Show, in full, each line of the data that contains "JSON".

Dataset records
------------------------
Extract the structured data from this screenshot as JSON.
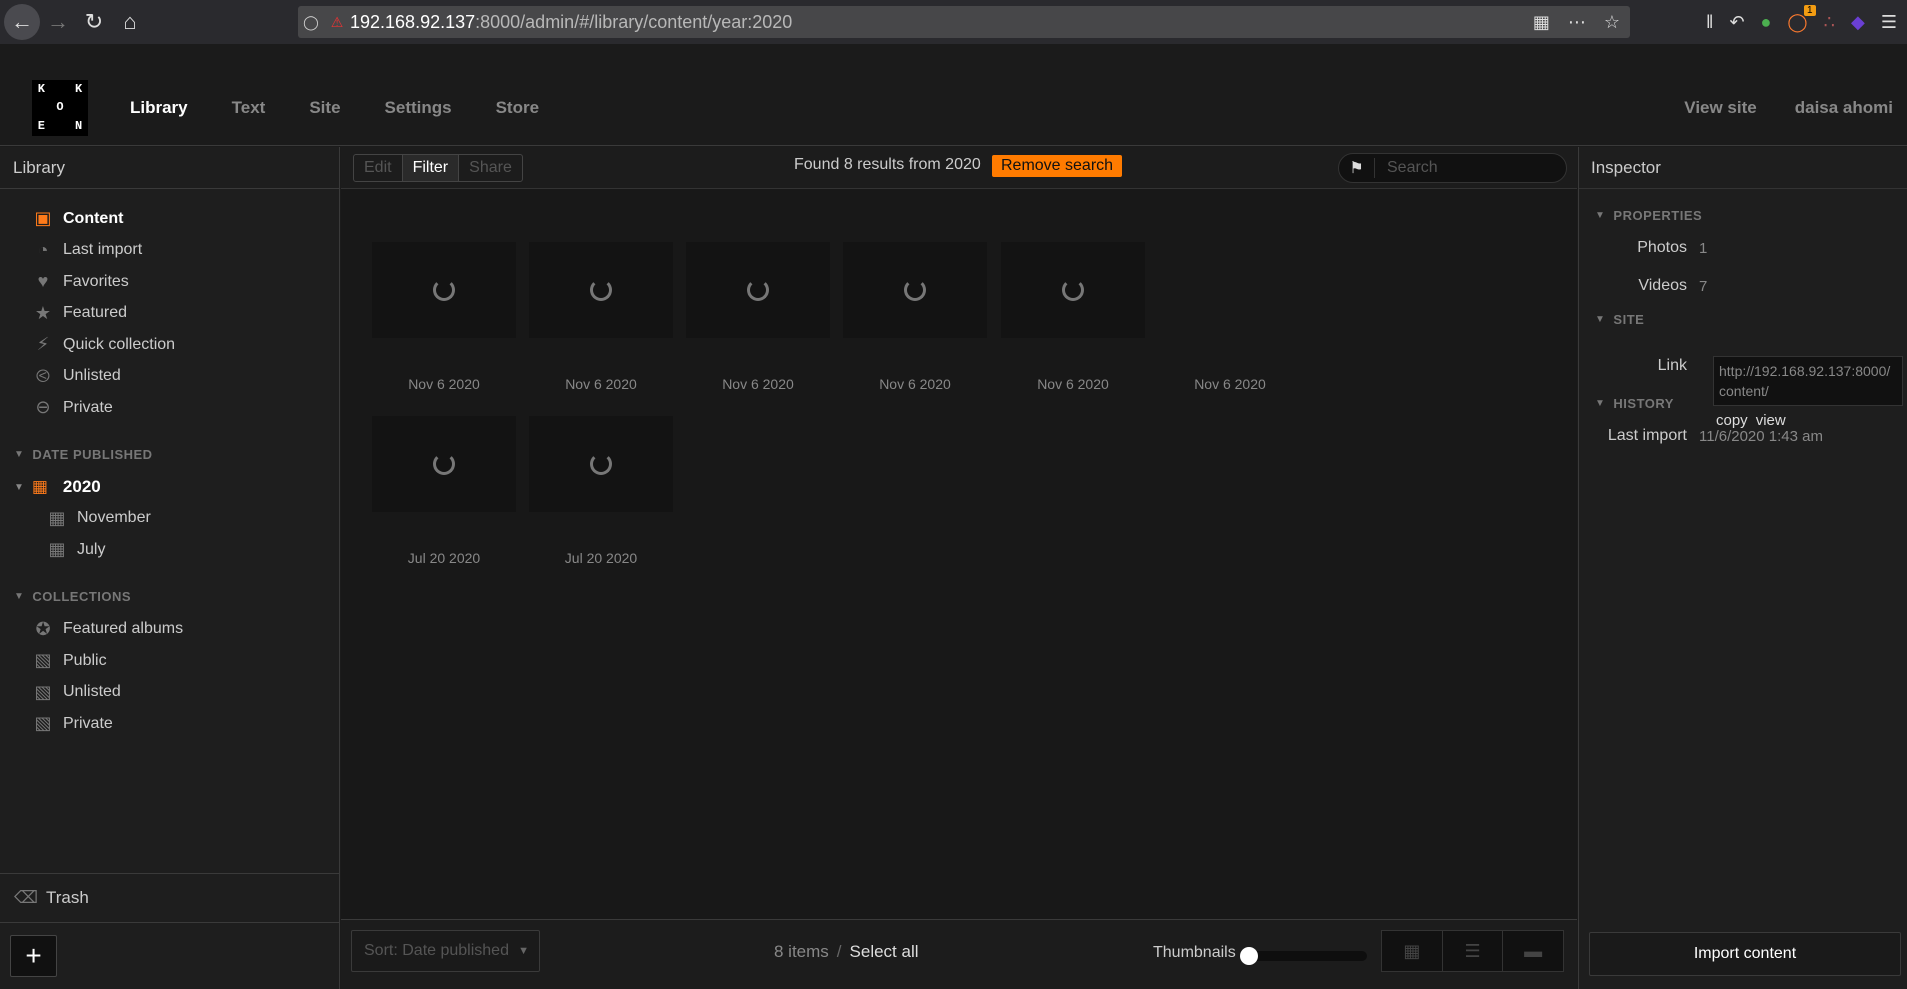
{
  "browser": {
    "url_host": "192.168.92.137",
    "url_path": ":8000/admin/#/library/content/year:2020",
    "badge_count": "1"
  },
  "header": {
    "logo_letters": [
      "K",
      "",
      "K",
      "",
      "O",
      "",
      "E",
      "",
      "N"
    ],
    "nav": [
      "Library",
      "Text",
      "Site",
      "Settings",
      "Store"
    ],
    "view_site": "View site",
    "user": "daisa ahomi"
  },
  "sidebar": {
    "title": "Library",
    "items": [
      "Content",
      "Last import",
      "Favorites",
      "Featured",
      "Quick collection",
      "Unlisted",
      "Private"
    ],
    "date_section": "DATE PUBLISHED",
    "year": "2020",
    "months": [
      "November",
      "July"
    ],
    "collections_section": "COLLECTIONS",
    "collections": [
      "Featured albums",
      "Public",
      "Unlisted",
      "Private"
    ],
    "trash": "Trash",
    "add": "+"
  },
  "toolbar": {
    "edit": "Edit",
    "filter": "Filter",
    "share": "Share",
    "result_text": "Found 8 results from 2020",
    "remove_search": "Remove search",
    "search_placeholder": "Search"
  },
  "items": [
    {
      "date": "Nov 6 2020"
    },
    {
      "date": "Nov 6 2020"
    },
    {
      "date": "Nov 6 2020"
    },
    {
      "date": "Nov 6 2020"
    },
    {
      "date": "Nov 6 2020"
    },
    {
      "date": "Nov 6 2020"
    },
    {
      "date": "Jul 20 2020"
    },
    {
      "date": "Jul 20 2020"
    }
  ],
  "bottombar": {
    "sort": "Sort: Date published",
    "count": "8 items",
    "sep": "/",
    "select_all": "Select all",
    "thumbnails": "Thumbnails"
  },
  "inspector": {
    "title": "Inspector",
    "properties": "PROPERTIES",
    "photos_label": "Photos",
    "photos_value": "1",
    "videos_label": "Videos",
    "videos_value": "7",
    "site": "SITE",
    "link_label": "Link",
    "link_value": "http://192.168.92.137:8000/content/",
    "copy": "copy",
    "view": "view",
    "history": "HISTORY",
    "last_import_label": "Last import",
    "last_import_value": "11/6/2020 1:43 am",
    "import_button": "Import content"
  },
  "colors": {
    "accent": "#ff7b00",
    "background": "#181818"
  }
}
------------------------
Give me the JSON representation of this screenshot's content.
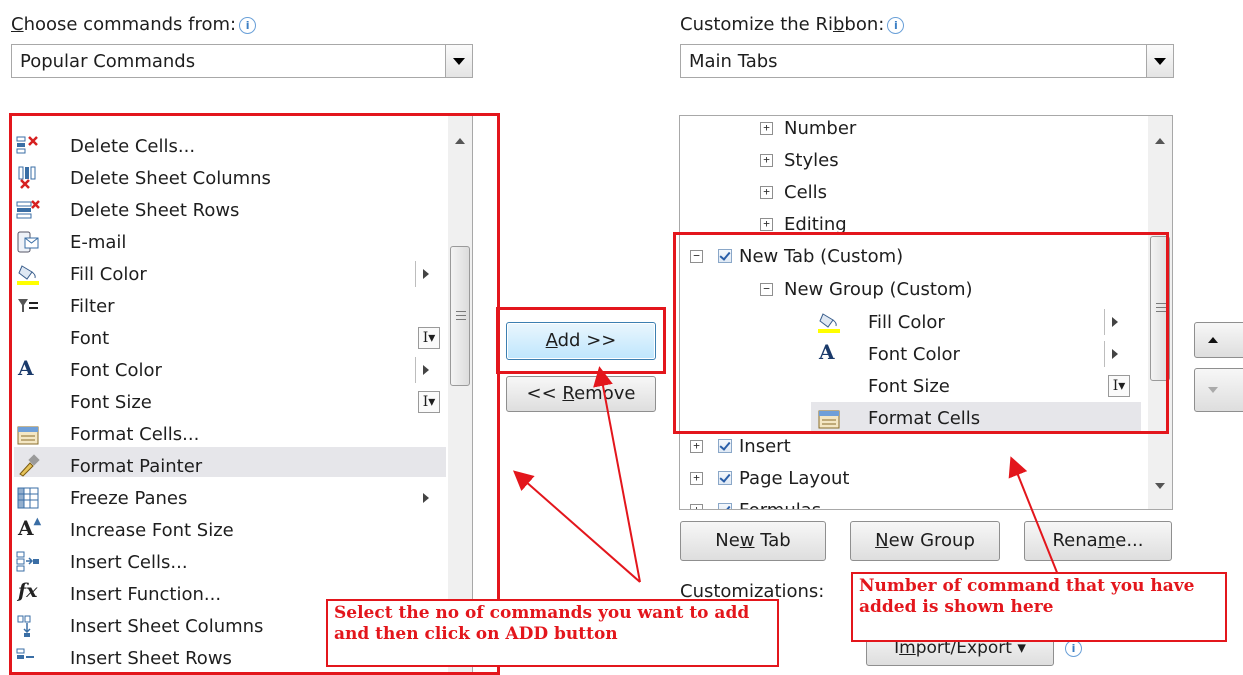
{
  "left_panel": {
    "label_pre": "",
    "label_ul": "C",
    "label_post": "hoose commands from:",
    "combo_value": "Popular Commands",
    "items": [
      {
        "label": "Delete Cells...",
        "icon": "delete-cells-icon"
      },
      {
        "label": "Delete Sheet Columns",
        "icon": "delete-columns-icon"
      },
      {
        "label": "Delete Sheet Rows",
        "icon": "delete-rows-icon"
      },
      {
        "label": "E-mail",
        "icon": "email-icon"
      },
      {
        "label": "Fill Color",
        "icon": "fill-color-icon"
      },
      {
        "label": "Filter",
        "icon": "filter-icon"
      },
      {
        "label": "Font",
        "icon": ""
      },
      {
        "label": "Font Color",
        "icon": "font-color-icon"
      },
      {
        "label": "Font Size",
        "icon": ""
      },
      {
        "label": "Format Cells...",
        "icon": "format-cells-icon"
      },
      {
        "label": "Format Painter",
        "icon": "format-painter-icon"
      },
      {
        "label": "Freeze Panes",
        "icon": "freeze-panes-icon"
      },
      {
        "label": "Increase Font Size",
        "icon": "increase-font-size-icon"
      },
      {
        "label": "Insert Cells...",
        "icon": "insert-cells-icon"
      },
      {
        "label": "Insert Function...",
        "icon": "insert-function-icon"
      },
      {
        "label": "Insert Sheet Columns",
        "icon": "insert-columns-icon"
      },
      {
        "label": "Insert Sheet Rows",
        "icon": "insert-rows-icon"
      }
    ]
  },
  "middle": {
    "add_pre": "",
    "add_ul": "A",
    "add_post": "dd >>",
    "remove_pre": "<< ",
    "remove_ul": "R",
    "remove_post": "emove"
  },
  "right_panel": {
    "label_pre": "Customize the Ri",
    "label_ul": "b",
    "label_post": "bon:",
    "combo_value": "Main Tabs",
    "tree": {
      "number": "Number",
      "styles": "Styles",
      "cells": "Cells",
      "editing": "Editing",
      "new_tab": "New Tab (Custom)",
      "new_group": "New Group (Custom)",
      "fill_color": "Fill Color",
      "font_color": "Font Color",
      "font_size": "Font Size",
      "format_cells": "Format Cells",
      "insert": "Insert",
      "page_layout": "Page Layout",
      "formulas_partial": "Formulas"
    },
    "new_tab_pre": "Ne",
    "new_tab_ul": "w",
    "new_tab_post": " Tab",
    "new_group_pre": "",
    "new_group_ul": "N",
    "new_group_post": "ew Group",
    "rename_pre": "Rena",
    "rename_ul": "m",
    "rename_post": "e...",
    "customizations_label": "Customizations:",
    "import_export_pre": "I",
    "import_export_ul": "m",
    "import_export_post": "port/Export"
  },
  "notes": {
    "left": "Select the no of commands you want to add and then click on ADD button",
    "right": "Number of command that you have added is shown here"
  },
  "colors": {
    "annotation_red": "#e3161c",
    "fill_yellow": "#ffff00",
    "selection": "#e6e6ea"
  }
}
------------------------
* Worked solution:
Extract the structured data from this screenshot as JSON.
Give me the JSON representation of this screenshot's content.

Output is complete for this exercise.